By Dale Grdnic
PITTSBURGH -- Pittsburgh Steelers defensive line coach John Mitchell said he was spoiled, like the fans and media, with three players excelling up front for a decade or more.
And they're getting closer to finally replacing Aaron Smith, Casey Hampton and Brett Keisel. Cam Heyward is at Pro Bowl status and second-year players Dan McCullers and Stephon Tuitt have progressed to go with current sixth-round pick Leterrius (known as L.T.) Walton. Walton (6-foot-5, 319 pounds), who is from Central Michigan University, is a D-end.
"How often do you get (guys) who have played for you for 10 or more years?'' Mitchell said. "So, I was spoiled. Heck with the fans and the other people. That doesn't happen, for that long a period of time, and that made my job easier. But I think we're going to have it again. We're still a little young, but ... those guys should have their best football ahead of them.
"I'm really happy where we are. A lot of people would like more sacks, but I'm not a big sack guy (for D-linemen). If you don't stop the run in the National Football League, you won't have a chance to get sacks. Good football teams, they're physical. They play well at the point, and they stop the run. So, I tell my guys that if we can stop the run, we have enough in our arsenal to put pressure on the quarterback.''
Mitchell believed the Steelers were much better on the defensive line now than they were at this point last year.
"Cam Heyward is coming along,'' Mitchell said. "Steve McLendon is going to be a better football player. I like where Dan McCullers is right now. Cam Thomas should be better. I asked for Clifton Geathers to come back. So, I'm really happy right now, (because) I've got some guys with athletic ability and some who can do the things that we require them to do. And they're going to be better at it.
"(Tuitt) just turned 20 years old (last year) and would have been a senior at Notre Dame, so you expect the mistakes that he made would have been made as a senior in college. It took him a little while to pick up our scheme, and he was going against guys who were 5-10 year veterans. But he's working hard, and I'm looking forward to get back with him again this year.''
Mitchell noted that Walton can stay on his feel, has a good motor and can run to the ball. He still needs to learn how to use his hands to get off blocks and be a little more physical at the point of attack.
"But when you can get a guy (his size) who can run, that's a big plus,'' Mitchell said. "He goes by L.T., and I told him if he can play like L.T. he and I will both be happy. Talking with people at his school, he's laid back, but he's a hard worker and he'll do everything that we ask him to do. So, we're looking forward to getting him in here to learn.''
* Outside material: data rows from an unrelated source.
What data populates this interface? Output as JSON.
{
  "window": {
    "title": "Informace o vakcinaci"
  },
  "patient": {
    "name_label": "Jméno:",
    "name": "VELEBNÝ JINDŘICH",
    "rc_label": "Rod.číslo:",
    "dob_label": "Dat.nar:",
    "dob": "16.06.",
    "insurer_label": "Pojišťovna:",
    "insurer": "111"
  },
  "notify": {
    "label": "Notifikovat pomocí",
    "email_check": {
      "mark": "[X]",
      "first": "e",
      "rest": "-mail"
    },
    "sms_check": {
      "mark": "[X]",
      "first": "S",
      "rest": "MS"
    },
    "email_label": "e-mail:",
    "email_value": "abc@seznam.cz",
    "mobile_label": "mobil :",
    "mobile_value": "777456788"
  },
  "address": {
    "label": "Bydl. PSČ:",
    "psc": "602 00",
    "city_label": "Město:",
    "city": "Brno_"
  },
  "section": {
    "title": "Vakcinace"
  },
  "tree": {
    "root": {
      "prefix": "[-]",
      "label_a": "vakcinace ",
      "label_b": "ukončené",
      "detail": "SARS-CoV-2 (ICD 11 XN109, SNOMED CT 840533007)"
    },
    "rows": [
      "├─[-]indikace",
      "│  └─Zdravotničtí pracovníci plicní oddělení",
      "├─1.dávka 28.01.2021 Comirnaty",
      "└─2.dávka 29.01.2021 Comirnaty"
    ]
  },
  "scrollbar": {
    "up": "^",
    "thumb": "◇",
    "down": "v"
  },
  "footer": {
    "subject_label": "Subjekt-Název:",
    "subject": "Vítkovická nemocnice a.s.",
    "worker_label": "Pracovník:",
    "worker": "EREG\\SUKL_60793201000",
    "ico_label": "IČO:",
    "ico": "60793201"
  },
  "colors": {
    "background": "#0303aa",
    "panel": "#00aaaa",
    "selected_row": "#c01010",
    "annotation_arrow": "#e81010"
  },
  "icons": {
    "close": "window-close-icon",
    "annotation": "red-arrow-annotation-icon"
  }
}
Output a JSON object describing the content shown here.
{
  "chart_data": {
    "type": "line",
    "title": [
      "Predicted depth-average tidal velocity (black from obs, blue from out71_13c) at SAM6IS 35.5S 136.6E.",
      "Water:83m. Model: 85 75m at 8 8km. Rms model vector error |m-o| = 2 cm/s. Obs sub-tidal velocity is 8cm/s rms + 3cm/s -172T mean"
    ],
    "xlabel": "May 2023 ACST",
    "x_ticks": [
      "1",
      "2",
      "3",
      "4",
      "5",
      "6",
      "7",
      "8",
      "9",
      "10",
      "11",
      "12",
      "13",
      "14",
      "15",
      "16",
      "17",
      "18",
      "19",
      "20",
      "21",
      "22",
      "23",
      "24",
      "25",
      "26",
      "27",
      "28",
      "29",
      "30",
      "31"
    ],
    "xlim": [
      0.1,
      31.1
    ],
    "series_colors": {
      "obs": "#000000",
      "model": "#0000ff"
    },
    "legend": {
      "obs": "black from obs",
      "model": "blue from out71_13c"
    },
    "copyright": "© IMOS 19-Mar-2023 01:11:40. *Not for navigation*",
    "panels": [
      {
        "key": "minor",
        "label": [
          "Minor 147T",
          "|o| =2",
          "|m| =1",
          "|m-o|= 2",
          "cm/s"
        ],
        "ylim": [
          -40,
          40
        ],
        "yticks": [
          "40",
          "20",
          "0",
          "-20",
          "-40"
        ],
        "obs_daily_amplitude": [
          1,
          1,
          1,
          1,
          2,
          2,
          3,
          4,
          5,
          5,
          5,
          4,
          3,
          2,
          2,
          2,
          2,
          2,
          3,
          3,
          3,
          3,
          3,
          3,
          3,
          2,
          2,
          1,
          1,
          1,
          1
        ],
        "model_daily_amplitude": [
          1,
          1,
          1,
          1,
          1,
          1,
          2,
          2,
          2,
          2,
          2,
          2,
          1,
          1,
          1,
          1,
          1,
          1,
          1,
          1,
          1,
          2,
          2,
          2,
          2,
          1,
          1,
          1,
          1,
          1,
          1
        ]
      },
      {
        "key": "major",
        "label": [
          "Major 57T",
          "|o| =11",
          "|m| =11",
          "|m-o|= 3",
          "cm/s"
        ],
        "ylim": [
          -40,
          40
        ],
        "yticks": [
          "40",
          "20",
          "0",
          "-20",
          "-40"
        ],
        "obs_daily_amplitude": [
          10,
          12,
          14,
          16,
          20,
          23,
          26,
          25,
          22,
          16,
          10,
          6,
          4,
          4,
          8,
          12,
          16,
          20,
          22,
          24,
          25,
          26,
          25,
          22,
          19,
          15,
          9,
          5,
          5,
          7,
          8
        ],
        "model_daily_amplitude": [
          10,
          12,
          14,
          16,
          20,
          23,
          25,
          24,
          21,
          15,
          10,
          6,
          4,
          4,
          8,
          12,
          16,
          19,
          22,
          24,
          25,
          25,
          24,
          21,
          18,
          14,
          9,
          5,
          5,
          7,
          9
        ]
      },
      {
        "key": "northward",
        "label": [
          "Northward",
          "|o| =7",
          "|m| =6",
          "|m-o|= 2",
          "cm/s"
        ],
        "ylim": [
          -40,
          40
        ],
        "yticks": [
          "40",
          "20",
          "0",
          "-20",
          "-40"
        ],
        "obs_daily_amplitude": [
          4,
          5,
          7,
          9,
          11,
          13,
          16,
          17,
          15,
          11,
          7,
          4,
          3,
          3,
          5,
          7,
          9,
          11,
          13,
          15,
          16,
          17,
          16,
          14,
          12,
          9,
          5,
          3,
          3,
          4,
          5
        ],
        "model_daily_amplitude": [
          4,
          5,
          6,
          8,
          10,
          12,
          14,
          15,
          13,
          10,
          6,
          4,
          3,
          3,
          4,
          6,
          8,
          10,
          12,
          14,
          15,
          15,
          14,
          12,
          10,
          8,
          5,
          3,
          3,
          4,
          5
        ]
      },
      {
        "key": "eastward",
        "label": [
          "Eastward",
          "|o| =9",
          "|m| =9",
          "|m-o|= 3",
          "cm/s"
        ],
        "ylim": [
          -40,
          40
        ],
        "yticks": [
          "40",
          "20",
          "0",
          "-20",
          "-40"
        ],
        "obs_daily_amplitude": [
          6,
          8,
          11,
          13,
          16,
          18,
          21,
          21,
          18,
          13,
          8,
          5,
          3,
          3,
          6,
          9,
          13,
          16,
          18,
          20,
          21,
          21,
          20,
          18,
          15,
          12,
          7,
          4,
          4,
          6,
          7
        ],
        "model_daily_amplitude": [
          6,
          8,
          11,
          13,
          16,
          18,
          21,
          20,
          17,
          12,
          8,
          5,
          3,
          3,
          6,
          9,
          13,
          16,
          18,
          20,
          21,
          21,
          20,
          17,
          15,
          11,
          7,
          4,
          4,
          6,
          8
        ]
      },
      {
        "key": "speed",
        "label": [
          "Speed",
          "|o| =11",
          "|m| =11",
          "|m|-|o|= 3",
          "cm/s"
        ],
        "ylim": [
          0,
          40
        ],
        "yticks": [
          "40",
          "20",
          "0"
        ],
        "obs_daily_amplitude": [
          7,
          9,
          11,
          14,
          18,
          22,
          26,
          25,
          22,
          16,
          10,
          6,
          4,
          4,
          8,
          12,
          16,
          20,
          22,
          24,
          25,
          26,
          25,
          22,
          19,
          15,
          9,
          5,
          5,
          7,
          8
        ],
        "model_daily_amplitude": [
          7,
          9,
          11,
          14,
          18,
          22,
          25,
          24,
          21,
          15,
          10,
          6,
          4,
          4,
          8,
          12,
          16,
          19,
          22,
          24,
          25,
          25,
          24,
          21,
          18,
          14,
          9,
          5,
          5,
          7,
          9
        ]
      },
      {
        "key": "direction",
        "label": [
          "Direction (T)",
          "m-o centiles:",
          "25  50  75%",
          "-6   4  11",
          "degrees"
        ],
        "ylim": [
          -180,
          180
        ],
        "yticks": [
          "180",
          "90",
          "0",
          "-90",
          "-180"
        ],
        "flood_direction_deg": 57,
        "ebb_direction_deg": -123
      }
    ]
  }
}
Walton believed his versatility would help since he played primarily on the inside in college. And if he's as successful as the last sixth-round pick the Steelers took from Eastern Michigan, he'll be just fine.
"I never was able to meet Antonio Brown until afterward, since I came in (to EMU) after him,'' Walton said. "But I know he's one of the hardest working players, and I'm very excited to get out there and work with him. ... I'm very excited about my opportunity, and I wanted to thank them for that. (And) I just want to get out there and work right now.''
The Steelers chose now third generation NFL player Anthony Chickillo, a pass-rushing outside linebacker miscast as a defensive end at Miami, Fla., with their compensatory pick in the sixth round. The 6-3, 267-pound former five-star athlete looked forward to being in the same meeting room with former NFL defensive player of the year James Harrison and Steelers outside linebackers coach Joey Porter.
Chickillo's grandfather actually was with the Steelers for a season in the 1950s, and his father, Tony, was a defensive lineman for the San Diego Chargers from 1984-85 and with the New York Jets in 1987.
Porter said that since Harrison is just a few months younger than him, he had to tell the player that his snaps would be limited to around 25 per game this year. Harrison wasn't necessarily thrilled with that, but knowing it ahead of time should make him a better player for a longer period of time this season. Porter also said he has two more snaps in him, since he's been stuck on 98 career sacks for several years now.
In the seventh round, the Steelers took Louisville free safety Gerod Holliman (6-feet, 218). Holliman was a true ball hawk in college with an NCAA-best 14 interceptions last fall, but by all accounts was a poor tackler who some say was disinterested in improving that skill.